A wise man once said, “Fame, it’s the flame that burns your change to keep you insane…”
I don’t know what that means, exactly, but I can’t help but find it germane to this issue. Your Major Spoilers review of The Wicked + The Divine #13 awaits!
THE WICKED + THE DIVINE #13
Writer: Keiron Gillen
Artist: Tula Lotay/Jamie McKelvie
Colorist: Matthew Wilson
Letterer: Clayton Cowles
Editor: Chrissy Williams
Publisher: Image Comics
Cover Price: $3.50
Previously in The Wicked + The Divine: “Every ninety years, twelve gods return as young people. They are loved. They are hated. In two years, they are all dead. It’s happening now. It’s happening again. Lucifer was killed when escaping prison (for a murder she may or may not have committed). Fangirl Laura and god Inanna investigated a possible conspiracy, but were murdered by Ananke and Baphomet respectively. Innana’s ex-lover Baal attempts to hunt down Baphomet, but only manages to capture Baphomet’s lover, The Morrigan. Almost killing her, he drags her back to the Pantheon’s Valhalla.
Life goes on.”
We open with first-person narration from the god Tara (whose origins are unclear, as even she doesn’t know which of the various Tara deities she represents) explaining a bit of how her life as celebrity/rock star/public figure goes. “If life has taught me anything, it’s that I’m here for other people’s pleasure.” It’s a sentiment that hurts to read, but Gillen’s script grabs that knife and continues to twist it throughout. Tara is a conflicted artist-type, who wants to sing her songs, but the crowds only want her with the whole god-magic thing. Most terrible of all is a view of Tara’s Twitter account, endless variations of abuse, threats and derision, cycling into infinity. There’s a very important scene in the Pantheon where we finally get more interaction with all the extant gods together (save for Morrigan, who is healing from a serious beating, and Baphomet, who is on the run) leading into the issue’s big reveal: Her dialogue has actually been a suicide note.
WHAT IS [REDACTED]’S END GAME?
If you’ve been keeping up with WicDiv (as the cool kids seem to call it, by which I mean “the creators”), you will probably know exactly who puts the terrible events into motion, but there’s still not much to go on as to what that character’s motivations actually are. The last few pages of main story are once again Tara’s Twitter feed, reflecting her transformation from mocking and rape threats to awkward adulation, a really powerful three-page spread. Tula Lotay’s art is wonderful throughout the issue, especially her mastery of facial expression, equal to that of regular artist Jamie McKelvie (who has a one-page backup in these pages, as well.) When Gillen announced that they would be doing an entire arc of guest-artists, I was concerned, as it didn’t seem wise for a story so tied to McKelvie’s signature style to take such a risk.

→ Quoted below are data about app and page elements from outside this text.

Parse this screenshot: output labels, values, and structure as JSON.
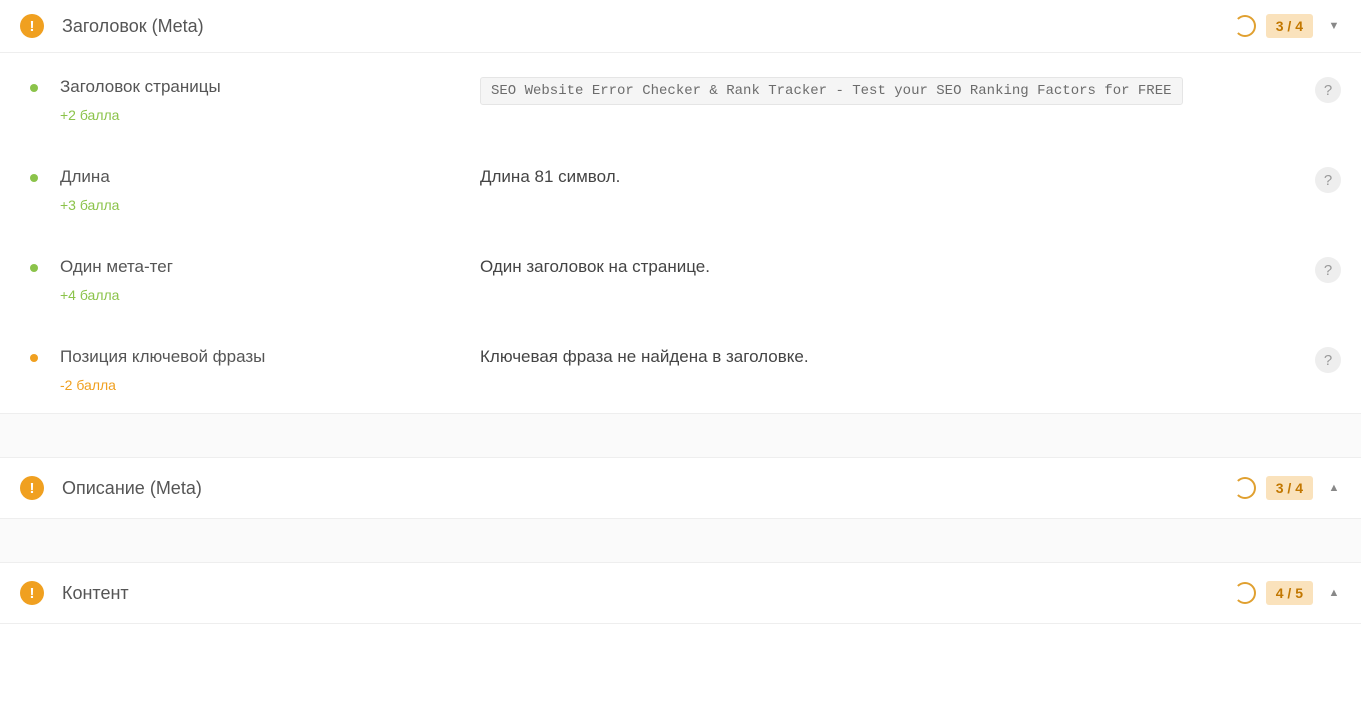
{
  "sections": [
    {
      "id": "meta-title",
      "title": "Заголовок (Meta)",
      "score": "3 / 4",
      "expanded": true,
      "rows": [
        {
          "id": "page-title",
          "dot": "green",
          "title": "Заголовок страницы",
          "points": "+2 балла",
          "points_sign": "positive",
          "value_type": "code",
          "value": "SEO Website Error Checker & Rank Tracker - Test your SEO Ranking Factors for FREE"
        },
        {
          "id": "length",
          "dot": "green",
          "title": "Длина",
          "points": "+3 балла",
          "points_sign": "positive",
          "value_type": "text",
          "value": "Длина 81 символ."
        },
        {
          "id": "one-meta",
          "dot": "green",
          "title": "Один мета-тег",
          "points": "+4 балла",
          "points_sign": "positive",
          "value_type": "text",
          "value": "Один заголовок на странице."
        },
        {
          "id": "keyword-position",
          "dot": "orange",
          "title": "Позиция ключевой фразы",
          "points": "-2 балла",
          "points_sign": "negative",
          "value_type": "text",
          "value": "Ключевая фраза не найдена в заголовке."
        }
      ]
    },
    {
      "id": "meta-description",
      "title": "Описание (Meta)",
      "score": "3 / 4",
      "expanded": false
    },
    {
      "id": "content",
      "title": "Контент",
      "score": "4 / 5",
      "expanded": false
    }
  ]
}
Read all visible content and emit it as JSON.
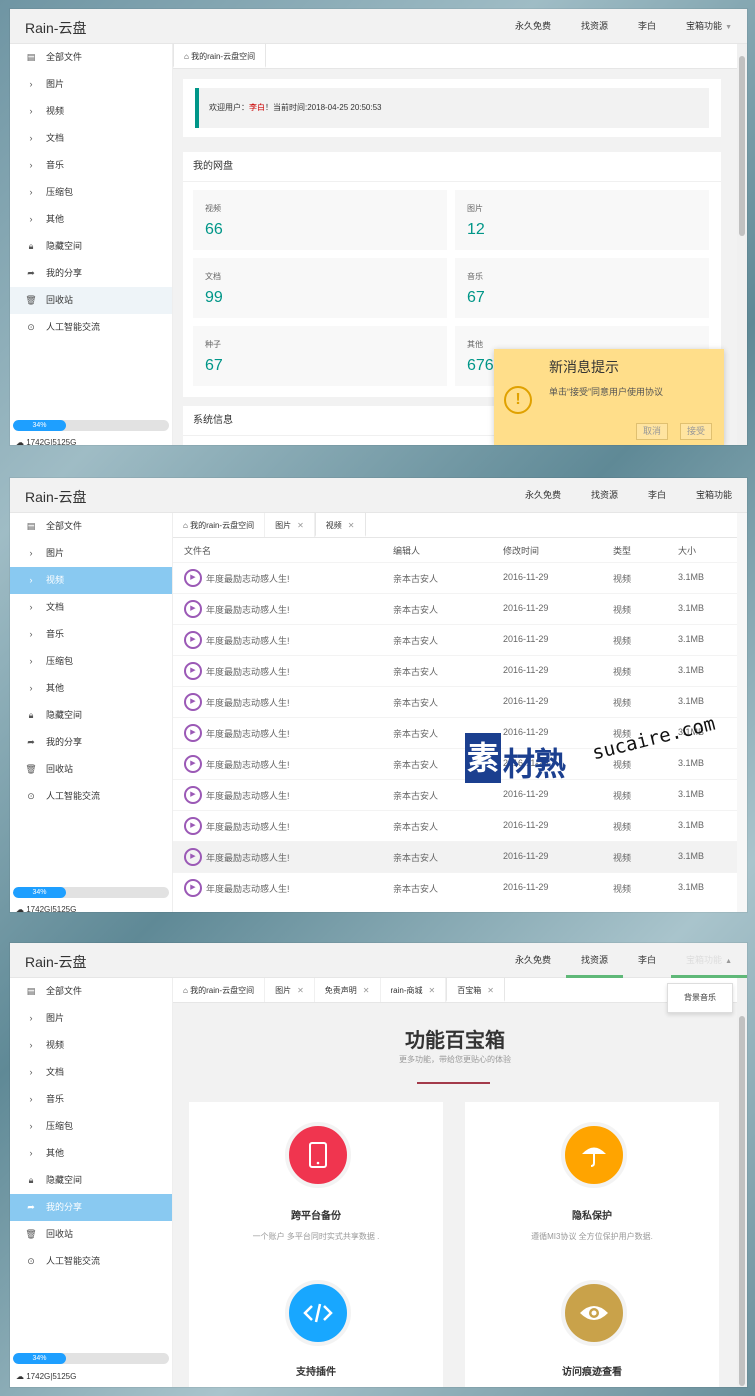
{
  "app": {
    "title": "Rain-云盘"
  },
  "topnav": [
    {
      "label": "永久免费"
    },
    {
      "label": "找资源"
    },
    {
      "label": "李白"
    },
    {
      "label": "宝箱功能"
    }
  ],
  "sidebar": {
    "items": [
      {
        "label": "全部文件",
        "icon": "file-icon"
      },
      {
        "label": "图片",
        "icon": "chevron-right-icon"
      },
      {
        "label": "视频",
        "icon": "chevron-right-icon"
      },
      {
        "label": "文档",
        "icon": "chevron-right-icon"
      },
      {
        "label": "音乐",
        "icon": "chevron-right-icon"
      },
      {
        "label": "压缩包",
        "icon": "chevron-right-icon"
      },
      {
        "label": "其他",
        "icon": "chevron-right-icon"
      },
      {
        "label": "隐藏空间",
        "icon": "lock-icon"
      },
      {
        "label": "我的分享",
        "icon": "share-icon"
      },
      {
        "label": "回收站",
        "icon": "trash-icon"
      },
      {
        "label": "人工智能交流",
        "icon": "chat-icon"
      }
    ],
    "usage_percent": 34,
    "usage_label": "34%",
    "storage": "1742G|5125G"
  },
  "screen1": {
    "tabs": [
      {
        "label": "我的rain-云盘空间"
      }
    ],
    "welcome": {
      "prefix": "欢迎用户：",
      "user": "李白",
      "suffix": "！当前时间:2018-04-25 20:50:53"
    },
    "disk_title": "我的网盘",
    "stats": [
      {
        "label": "视频",
        "value": "66"
      },
      {
        "label": "图片",
        "value": "12"
      },
      {
        "label": "文档",
        "value": "99"
      },
      {
        "label": "音乐",
        "value": "67"
      },
      {
        "label": "种子",
        "value": "67"
      },
      {
        "label": "其他",
        "value": "676"
      }
    ],
    "sys_title": "系统信息",
    "popup": {
      "title": "新消息提示",
      "text": "单击“接受”同意用户使用协议",
      "cancel": "取消",
      "accept": "接受"
    }
  },
  "screen2": {
    "tabs": [
      {
        "label": "我的rain-云盘空间"
      },
      {
        "label": "图片"
      },
      {
        "label": "视频"
      }
    ],
    "columns": [
      "文件名",
      "编辑人",
      "修改时间",
      "类型",
      "大小"
    ],
    "rows": [
      {
        "name": "年度最励志动感人生!",
        "editor": "亲本古安人",
        "date": "2016-11-29",
        "type": "视频",
        "size": "3.1MB"
      },
      {
        "name": "年度最励志动感人生!",
        "editor": "亲本古安人",
        "date": "2016-11-29",
        "type": "视频",
        "size": "3.1MB"
      },
      {
        "name": "年度最励志动感人生!",
        "editor": "亲本古安人",
        "date": "2016-11-29",
        "type": "视频",
        "size": "3.1MB"
      },
      {
        "name": "年度最励志动感人生!",
        "editor": "亲本古安人",
        "date": "2016-11-29",
        "type": "视频",
        "size": "3.1MB"
      },
      {
        "name": "年度最励志动感人生!",
        "editor": "亲本古安人",
        "date": "2016-11-29",
        "type": "视频",
        "size": "3.1MB"
      },
      {
        "name": "年度最励志动感人生!",
        "editor": "亲本古安人",
        "date": "2016-11-29",
        "type": "视频",
        "size": "3.1MB"
      },
      {
        "name": "年度最励志动感人生!",
        "editor": "亲本古安人",
        "date": "2016-11-29",
        "type": "视频",
        "size": "3.1MB"
      },
      {
        "name": "年度最励志动感人生!",
        "editor": "亲本古安人",
        "date": "2016-11-29",
        "type": "视频",
        "size": "3.1MB"
      },
      {
        "name": "年度最励志动感人生!",
        "editor": "亲本古安人",
        "date": "2016-11-29",
        "type": "视频",
        "size": "3.1MB"
      },
      {
        "name": "年度最励志动感人生!",
        "editor": "亲本古安人",
        "date": "2016-11-29",
        "type": "视频",
        "size": "3.1MB"
      },
      {
        "name": "年度最励志动感人生!",
        "editor": "亲本古安人",
        "date": "2016-11-29",
        "type": "视频",
        "size": "3.1MB"
      }
    ],
    "watermark": {
      "block": "素",
      "text": "材熟",
      "url": "sucaire.com"
    }
  },
  "screen3": {
    "tabs": [
      {
        "label": "我的rain-云盘空间"
      },
      {
        "label": "图片"
      },
      {
        "label": "免责声明"
      },
      {
        "label": "rain-商城"
      },
      {
        "label": "百宝箱"
      }
    ],
    "dropdown": "背景音乐",
    "hero_title": "功能百宝箱",
    "hero_sub": "更多功能，带给您更贴心的体验",
    "features": [
      {
        "title": "跨平台备份",
        "desc": "一个账户  多平台同时实式共享数据  .",
        "icon": "tablet-icon",
        "color": "#f0354f"
      },
      {
        "title": "隐私保护",
        "desc": "遵循MI3协议  全方位保护用户数据.",
        "icon": "umbrella-icon",
        "color": "#ffa400"
      },
      {
        "title": "支持插件",
        "desc": "",
        "icon": "code-icon",
        "color": "#18a7ff"
      },
      {
        "title": "访问痕迹查看",
        "desc": "",
        "icon": "eye-icon",
        "color": "#c9a24a"
      }
    ]
  }
}
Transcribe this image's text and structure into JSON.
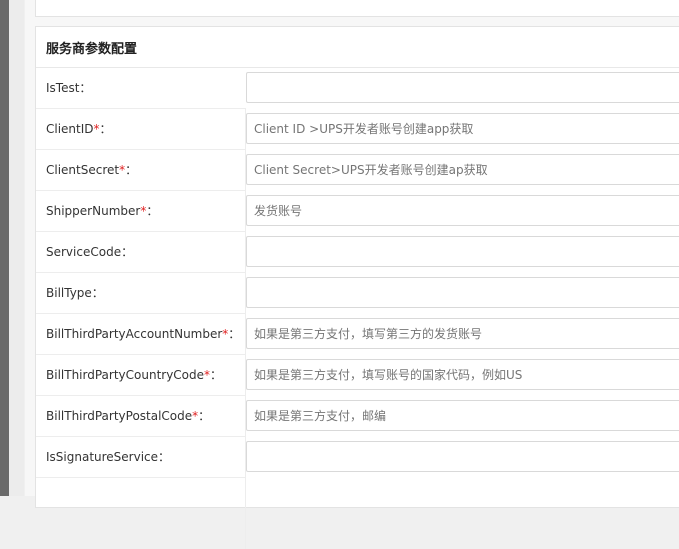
{
  "section": {
    "title": "服务商参数配置"
  },
  "fields": [
    {
      "key": "IsTest",
      "label": "IsTest",
      "required": false,
      "value": "",
      "placeholder": ""
    },
    {
      "key": "ClientID",
      "label": "ClientID",
      "required": true,
      "value": "",
      "placeholder": "Client ID >UPS开发者账号创建app获取"
    },
    {
      "key": "ClientSecret",
      "label": "ClientSecret",
      "required": true,
      "value": "",
      "placeholder": "Client Secret>UPS开发者账号创建ap获取"
    },
    {
      "key": "ShipperNumber",
      "label": "ShipperNumber",
      "required": true,
      "value": "",
      "placeholder": "发货账号"
    },
    {
      "key": "ServiceCode",
      "label": "ServiceCode",
      "required": false,
      "value": "",
      "placeholder": ""
    },
    {
      "key": "BillType",
      "label": "BillType",
      "required": false,
      "value": "",
      "placeholder": ""
    },
    {
      "key": "BillThirdPartyAccountNumber",
      "label": "BillThirdPartyAccountNumber",
      "required": true,
      "value": "",
      "placeholder": "如果是第三方支付，填写第三方的发货账号"
    },
    {
      "key": "BillThirdPartyCountryCode",
      "label": "BillThirdPartyCountryCode",
      "required": true,
      "value": "",
      "placeholder": "如果是第三方支付，填写账号的国家代码，例如US"
    },
    {
      "key": "BillThirdPartyPostalCode",
      "label": "BillThirdPartyPostalCode",
      "required": true,
      "value": "",
      "placeholder": "如果是第三方支付，邮编"
    },
    {
      "key": "IsSignatureService",
      "label": "IsSignatureService",
      "required": false,
      "value": "",
      "placeholder": ""
    }
  ],
  "ui": {
    "required_mark": "*",
    "label_suffix": "："
  }
}
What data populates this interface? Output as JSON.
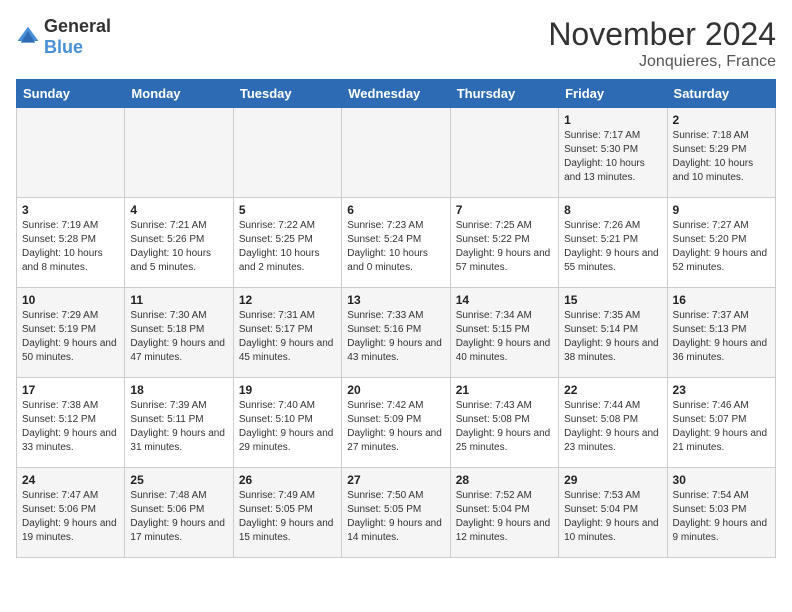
{
  "logo": {
    "general": "General",
    "blue": "Blue"
  },
  "header": {
    "month": "November 2024",
    "location": "Jonquieres, France"
  },
  "weekdays": [
    "Sunday",
    "Monday",
    "Tuesday",
    "Wednesday",
    "Thursday",
    "Friday",
    "Saturday"
  ],
  "weeks": [
    [
      {
        "day": "",
        "info": ""
      },
      {
        "day": "",
        "info": ""
      },
      {
        "day": "",
        "info": ""
      },
      {
        "day": "",
        "info": ""
      },
      {
        "day": "",
        "info": ""
      },
      {
        "day": "1",
        "info": "Sunrise: 7:17 AM\nSunset: 5:30 PM\nDaylight: 10 hours and 13 minutes."
      },
      {
        "day": "2",
        "info": "Sunrise: 7:18 AM\nSunset: 5:29 PM\nDaylight: 10 hours and 10 minutes."
      }
    ],
    [
      {
        "day": "3",
        "info": "Sunrise: 7:19 AM\nSunset: 5:28 PM\nDaylight: 10 hours and 8 minutes."
      },
      {
        "day": "4",
        "info": "Sunrise: 7:21 AM\nSunset: 5:26 PM\nDaylight: 10 hours and 5 minutes."
      },
      {
        "day": "5",
        "info": "Sunrise: 7:22 AM\nSunset: 5:25 PM\nDaylight: 10 hours and 2 minutes."
      },
      {
        "day": "6",
        "info": "Sunrise: 7:23 AM\nSunset: 5:24 PM\nDaylight: 10 hours and 0 minutes."
      },
      {
        "day": "7",
        "info": "Sunrise: 7:25 AM\nSunset: 5:22 PM\nDaylight: 9 hours and 57 minutes."
      },
      {
        "day": "8",
        "info": "Sunrise: 7:26 AM\nSunset: 5:21 PM\nDaylight: 9 hours and 55 minutes."
      },
      {
        "day": "9",
        "info": "Sunrise: 7:27 AM\nSunset: 5:20 PM\nDaylight: 9 hours and 52 minutes."
      }
    ],
    [
      {
        "day": "10",
        "info": "Sunrise: 7:29 AM\nSunset: 5:19 PM\nDaylight: 9 hours and 50 minutes."
      },
      {
        "day": "11",
        "info": "Sunrise: 7:30 AM\nSunset: 5:18 PM\nDaylight: 9 hours and 47 minutes."
      },
      {
        "day": "12",
        "info": "Sunrise: 7:31 AM\nSunset: 5:17 PM\nDaylight: 9 hours and 45 minutes."
      },
      {
        "day": "13",
        "info": "Sunrise: 7:33 AM\nSunset: 5:16 PM\nDaylight: 9 hours and 43 minutes."
      },
      {
        "day": "14",
        "info": "Sunrise: 7:34 AM\nSunset: 5:15 PM\nDaylight: 9 hours and 40 minutes."
      },
      {
        "day": "15",
        "info": "Sunrise: 7:35 AM\nSunset: 5:14 PM\nDaylight: 9 hours and 38 minutes."
      },
      {
        "day": "16",
        "info": "Sunrise: 7:37 AM\nSunset: 5:13 PM\nDaylight: 9 hours and 36 minutes."
      }
    ],
    [
      {
        "day": "17",
        "info": "Sunrise: 7:38 AM\nSunset: 5:12 PM\nDaylight: 9 hours and 33 minutes."
      },
      {
        "day": "18",
        "info": "Sunrise: 7:39 AM\nSunset: 5:11 PM\nDaylight: 9 hours and 31 minutes."
      },
      {
        "day": "19",
        "info": "Sunrise: 7:40 AM\nSunset: 5:10 PM\nDaylight: 9 hours and 29 minutes."
      },
      {
        "day": "20",
        "info": "Sunrise: 7:42 AM\nSunset: 5:09 PM\nDaylight: 9 hours and 27 minutes."
      },
      {
        "day": "21",
        "info": "Sunrise: 7:43 AM\nSunset: 5:08 PM\nDaylight: 9 hours and 25 minutes."
      },
      {
        "day": "22",
        "info": "Sunrise: 7:44 AM\nSunset: 5:08 PM\nDaylight: 9 hours and 23 minutes."
      },
      {
        "day": "23",
        "info": "Sunrise: 7:46 AM\nSunset: 5:07 PM\nDaylight: 9 hours and 21 minutes."
      }
    ],
    [
      {
        "day": "24",
        "info": "Sunrise: 7:47 AM\nSunset: 5:06 PM\nDaylight: 9 hours and 19 minutes."
      },
      {
        "day": "25",
        "info": "Sunrise: 7:48 AM\nSunset: 5:06 PM\nDaylight: 9 hours and 17 minutes."
      },
      {
        "day": "26",
        "info": "Sunrise: 7:49 AM\nSunset: 5:05 PM\nDaylight: 9 hours and 15 minutes."
      },
      {
        "day": "27",
        "info": "Sunrise: 7:50 AM\nSunset: 5:05 PM\nDaylight: 9 hours and 14 minutes."
      },
      {
        "day": "28",
        "info": "Sunrise: 7:52 AM\nSunset: 5:04 PM\nDaylight: 9 hours and 12 minutes."
      },
      {
        "day": "29",
        "info": "Sunrise: 7:53 AM\nSunset: 5:04 PM\nDaylight: 9 hours and 10 minutes."
      },
      {
        "day": "30",
        "info": "Sunrise: 7:54 AM\nSunset: 5:03 PM\nDaylight: 9 hours and 9 minutes."
      }
    ]
  ]
}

Thankfully this issue (and last) prove that my worries were unfounded, and both work well within the existing framework of the story.
THE BOTTOM LINE: RECOMMENDED
I’ve been really impressed with this book from the beginning, and this issue is no exception, even as I get more and more anxious about all the symbols still left in that circle of 12 that opens and closes the book. The Wicked + The Divine #13 is a tough issue to read, in the good way, with lovely and nuanced art and a final act punch that sticks with you, earning a well-deserved 4 out of 5 stars overall. While there’s still a great deal of mystery in these pages, I’m more than hooked enough to stick it out for the long haul until the story resolves itself…